It now plans to roll out the new carriers in all 500 of its stores starting today.
The 50p plastic bags will still be available in most stores while the new policy is phased in.
They will first be removed from stores in Scotland starting this month and then stores in England and Wales over the next year.
Despite being made from paper, the new carriers are reusable, recyclable, water-resistant and tear-resistant, Morrisons says.
They are 100% PEFC accredited meaning they are manufactured from responsibly managed sources and can be easily recycled.
The University of Sheffield also carried out a life cycle assessment of Morrisons paper bags, finding they have a lower carbon footprint than the plastic equivalents.
For those worried that the bags won’t be strong enough, the supermarket says they can carry weights of up to 16kg each – that’s equal to 13 bottles of wine.
But it might be more difficult to carry frozen foods as the condensation from the packaging is more likely to cause the paper to disintegrate.
Shoppers will still be able to buy the jute, cotton and reusable woven bags too but they will set you back £2.50, £1.50 and 60p each.
Of course, bringing your own bags is still more sustainable and the cheapest way to avoid extra costs.
Customers who order their shopping online will no longer receive their delivery in plastic bags when orders are packed in stores.
Morrisons shoppers use around 90million bags for life a year, according to the supermarket.
The retailer says it’s now on track to hit its 50% plastic reduction target by 2025.
David Potts, chief executive of Morrisons said: “Removing all of the plastic bags from our supermarkets is a significant milestone in our sustainability programme.”
Last month, Asda announced it is scrapping free plastic bags for fruit and veg, meaning shoppers now need to bring their own or pay 30p for a reusable one.

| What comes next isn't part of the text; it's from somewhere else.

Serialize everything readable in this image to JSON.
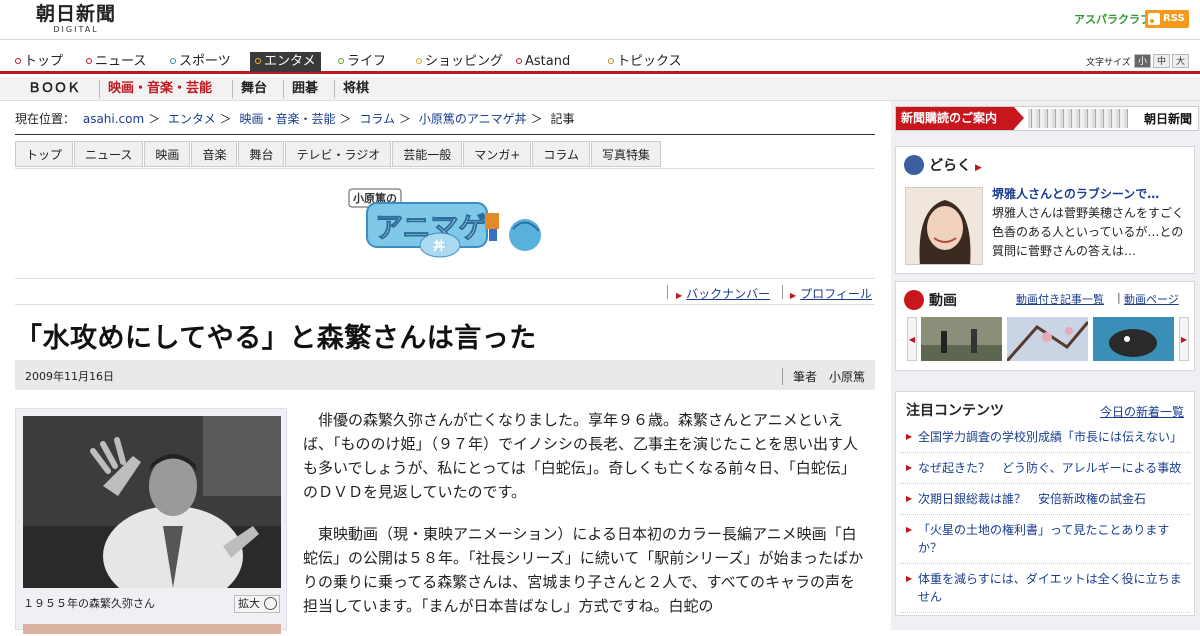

In October, Tesco doubled the price of its plastic bags to 20p in a bid to encourage shoppers to bring their own.
Iceland banned all plastic bags in stores unless customers bought their own in a 2019 trial.